Astronomic navigation is a personal favourite, mainly because it falls back to science and exact celestial facts.
The tools you need is a sextant, correct GMT time to the second on a high quality chronometer (its accuracy recorded daily from time signals), astronomic tables, a sharp and good horizon and steady hands.
In daylight hours it may be supposed that the sun is logically the only celestial body available in daylight, but that is not so. The moon often shows up in broad daylight and offers its upper or lower edge for observation.
The visually strongest planets’ arch altitude and direction can be located from the tables and time. They can then be spotted and its arch measured down to the horizon and recorded on your sextant and stopwatch.
Ideally for best accuracy the navigator tries to find at least three objects, with a horizontal bearing spread of about 60 degrees between them, which will give a perfect three-way crossing of a common point, which is your position.
In this manner, with some practice, a skilled navigator can pinpoint his position to within 200 m in the middle of any ocean. The whole job may take fifteen minutes.
I have navigated across every ocean and in every main waterway in our world many times and without GPS.
Without satellite navigation the astronomic version is the only means with which to tell you with any accuracy where you are in the open ocean, but the problems are, of course, with lack of visibility or clear sky.
Often, our ocean-going ship would for days be without any confirmed position other than Dead Reckoning, which is calculated on logged distances and estimated currents influence.
One example here is the 100 fathoms line along Australia’s east coast, which could always be relied on to give you two knots southbound, so northbound ships would keep closer to the coast to avoid the current.
Another is the North Atlantic Gulf Stream, which also is bringing warmer climate to Northern Europe’s Atlantic Coast. In those parts very few ocean obstacles are on record, but one exception is Rockall, a bare cliff some 400km west of Scotland. No holiday resort.
A regular visitor is Brax Gustav, also a master mariner like his dad, who spends his summers on his yacht with his girlfriend sailing the parts up to Iceland and Scotland.
Keep in mind, that the tabled locations of the celestial bodies are exact and have been so since the beginning of astronomical navigation, and so can be calculated also for a thousand years ahead.
Fascinating by itself, but more so that mankind has learned to take full advantage of these navigational assets and since very long ago.
A very much superior fallback to satellite navigation, even if it finding us on top of the South Head is not a regular problem.

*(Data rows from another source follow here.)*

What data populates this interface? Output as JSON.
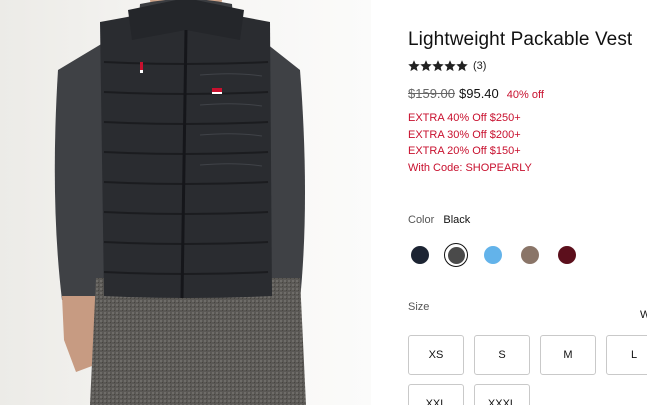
{
  "product": {
    "title": "Lightweight Packable Vest",
    "rating_value": 5,
    "rating_max": 5,
    "review_count": "(3)",
    "price_original": "$159.00",
    "price_sale": "$95.40",
    "discount": "40% off"
  },
  "promos": [
    "EXTRA 40% Off $250+",
    "EXTRA 30% Off $200+",
    "EXTRA 20% Off $150+",
    "With Code: SHOPEARLY"
  ],
  "color": {
    "label": "Color",
    "selected": "Black",
    "swatches": [
      {
        "name": "navy",
        "hex": "#1c2433",
        "selected": false
      },
      {
        "name": "black",
        "hex": "#4a4a4a",
        "selected": true
      },
      {
        "name": "light-blue",
        "hex": "#63b3ea",
        "selected": false
      },
      {
        "name": "taupe",
        "hex": "#8a7568",
        "selected": false
      },
      {
        "name": "burgundy",
        "hex": "#5c0f1c",
        "selected": false
      }
    ]
  },
  "size": {
    "label": "Size",
    "guide_partial": "W",
    "options": [
      "XS",
      "S",
      "M",
      "L",
      "XXL",
      "XXXL"
    ]
  },
  "colors": {
    "sale_red": "#c8102e",
    "star": "#222222"
  },
  "icons": {
    "star": "star-icon"
  }
}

And if everything else fails, there is the ultimate fall-back saying from the ancient Baltic: “If you are lost, anchor, row ashore, walk to the next bakery, buy bread rolls, and then read on the bag where you are”.
From the print edition September 21, 2017